Web page and app entries:
'''

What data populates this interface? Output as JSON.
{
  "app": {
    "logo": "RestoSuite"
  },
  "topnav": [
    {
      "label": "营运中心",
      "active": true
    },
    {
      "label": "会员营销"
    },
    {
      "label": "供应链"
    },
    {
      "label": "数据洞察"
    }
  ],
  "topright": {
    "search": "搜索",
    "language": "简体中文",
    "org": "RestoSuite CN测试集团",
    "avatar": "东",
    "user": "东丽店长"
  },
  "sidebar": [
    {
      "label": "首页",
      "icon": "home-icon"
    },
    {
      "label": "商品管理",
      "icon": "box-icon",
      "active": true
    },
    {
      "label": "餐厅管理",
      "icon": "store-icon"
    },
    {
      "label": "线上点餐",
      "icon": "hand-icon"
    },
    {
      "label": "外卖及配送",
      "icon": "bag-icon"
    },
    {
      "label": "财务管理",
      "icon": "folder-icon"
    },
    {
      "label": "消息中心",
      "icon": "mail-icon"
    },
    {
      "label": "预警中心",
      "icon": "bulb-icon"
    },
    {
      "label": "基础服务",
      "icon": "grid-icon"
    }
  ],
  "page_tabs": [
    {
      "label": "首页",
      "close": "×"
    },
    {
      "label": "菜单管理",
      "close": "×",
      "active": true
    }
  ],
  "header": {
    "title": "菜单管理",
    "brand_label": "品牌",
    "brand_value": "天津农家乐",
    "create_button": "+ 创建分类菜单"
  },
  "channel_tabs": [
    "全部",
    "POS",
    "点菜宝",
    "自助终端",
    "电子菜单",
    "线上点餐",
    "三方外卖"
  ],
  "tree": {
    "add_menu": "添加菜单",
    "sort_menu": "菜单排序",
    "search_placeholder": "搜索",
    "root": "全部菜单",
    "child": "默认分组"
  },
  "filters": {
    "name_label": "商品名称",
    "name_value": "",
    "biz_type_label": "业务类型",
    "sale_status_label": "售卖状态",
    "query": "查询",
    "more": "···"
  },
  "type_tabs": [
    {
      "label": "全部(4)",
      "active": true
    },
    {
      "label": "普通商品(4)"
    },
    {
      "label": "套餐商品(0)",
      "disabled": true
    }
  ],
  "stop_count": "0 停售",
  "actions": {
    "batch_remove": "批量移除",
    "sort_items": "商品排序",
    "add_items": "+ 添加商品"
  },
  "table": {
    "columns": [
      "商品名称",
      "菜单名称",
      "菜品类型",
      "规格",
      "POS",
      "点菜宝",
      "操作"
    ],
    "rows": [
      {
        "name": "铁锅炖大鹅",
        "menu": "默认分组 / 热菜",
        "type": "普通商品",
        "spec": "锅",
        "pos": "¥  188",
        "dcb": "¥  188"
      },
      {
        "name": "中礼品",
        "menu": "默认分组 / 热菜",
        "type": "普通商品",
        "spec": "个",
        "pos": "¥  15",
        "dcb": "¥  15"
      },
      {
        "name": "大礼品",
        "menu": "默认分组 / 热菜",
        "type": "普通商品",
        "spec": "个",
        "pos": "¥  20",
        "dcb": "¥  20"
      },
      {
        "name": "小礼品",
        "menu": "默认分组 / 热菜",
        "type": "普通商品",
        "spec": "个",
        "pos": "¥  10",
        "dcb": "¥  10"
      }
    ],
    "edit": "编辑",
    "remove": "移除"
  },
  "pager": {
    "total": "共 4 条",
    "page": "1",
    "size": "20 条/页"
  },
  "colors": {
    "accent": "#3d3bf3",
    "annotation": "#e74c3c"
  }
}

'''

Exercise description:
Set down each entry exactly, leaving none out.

Result of the task:
What data populates this interface? Output as JSON.
{
  "app": {
    "logo": "RestoSuite"
  },
  "topnav": [
    {
      "label": "营运中心",
      "active": true
    },
    {
      "label": "会员营销"
    },
    {
      "label": "供应链"
    },
    {
      "label": "数据洞察"
    }
  ],
  "topright": {
    "search": "搜索",
    "language": "简体中文",
    "org": "RestoSuite CN测试集团",
    "avatar": "东",
    "user": "东丽店长"
  },
  "sidebar": [
    {
      "label": "首页",
      "icon": "home-icon"
    },
    {
      "label": "商品管理",
      "icon": "box-icon",
      "active": true
    },
    {
      "label": "餐厅管理",
      "icon": "store-icon"
    },
    {
      "label": "线上点餐",
      "icon": "hand-icon"
    },
    {
      "label": "外卖及配送",
      "icon": "bag-icon"
    },
    {
      "label": "财务管理",
      "icon": "folder-icon"
    },
    {
      "label": "消息中心",
      "icon": "mail-icon"
    },
    {
      "label": "预警中心",
      "icon": "bulb-icon"
    },
    {
      "label": "基础服务",
      "icon": "grid-icon"
    }
  ],
  "page_tabs": [
    {
      "label": "首页",
      "close": "×"
    },
    {
      "label": "菜单管理",
      "close": "×",
      "active": true
    }
  ],
  "header": {
    "title": "菜单管理",
    "brand_label": "品牌",
    "brand_value": "天津农家乐",
    "create_button": "+ 创建分类菜单"
  },
  "channel_tabs": [
    "全部",
    "POS",
    "点菜宝",
    "自助终端",
    "电子菜单",
    "线上点餐",
    "三方外卖"
  ],
  "tree": {
    "add_menu": "添加菜单",
    "sort_menu": "菜单排序",
    "search_placeholder": "搜索",
    "root": "全部菜单",
    "child": "默认分组"
  },
  "filters": {
    "name_label": "商品名称",
    "name_value": "",
    "biz_type_label": "业务类型",
    "sale_status_label": "售卖状态",
    "query": "查询",
    "more": "···"
  },
  "type_tabs": [
    {
      "label": "全部(4)",
      "active": true
    },
    {
      "label": "普通商品(4)"
    },
    {
      "label": "套餐商品(0)",
      "disabled": true
    }
  ],
  "stop_count": "0 停售",
  "actions": {
    "batch_remove": "批量移除",
    "sort_items": "商品排序",
    "add_items": "+ 添加商品"
  },
  "table": {
    "columns": [
      "商品名称",
      "菜单名称",
      "菜品类型",
      "规格",
      "POS",
      "点菜宝",
      "操作"
    ],
    "rows": [
      {
        "name": "铁锅炖大鹅",
        "menu": "默认分组 / 热菜",
        "type": "普通商品",
        "spec": "锅",
        "pos": "¥  188",
        "dcb": "¥  188"
      },
      {
        "name": "中礼品",
        "menu": "默认分组 / 热菜",
        "type": "普通商品",
        "spec": "个",
        "pos": "¥  15",
        "dcb": "¥  15"
      },
      {
        "name": "大礼品",
        "menu": "默认分组 / 热菜",
        "type": "普通商品",
        "spec": "个",
        "pos": "¥  20",
        "dcb": "¥  20"
      },
      {
        "name": "小礼品",
        "menu": "默认分组 / 热菜",
        "type": "普通商品",
        "spec": "个",
        "pos": "¥  10",
        "dcb": "¥  10"
      }
    ],
    "edit": "编辑",
    "remove": "移除"
  },
  "pager": {
    "total": "共 4 条",
    "page": "1",
    "size": "20 条/页"
  },
  "colors": {
    "accent": "#3d3bf3",
    "annotation": "#e74c3c"
  }
}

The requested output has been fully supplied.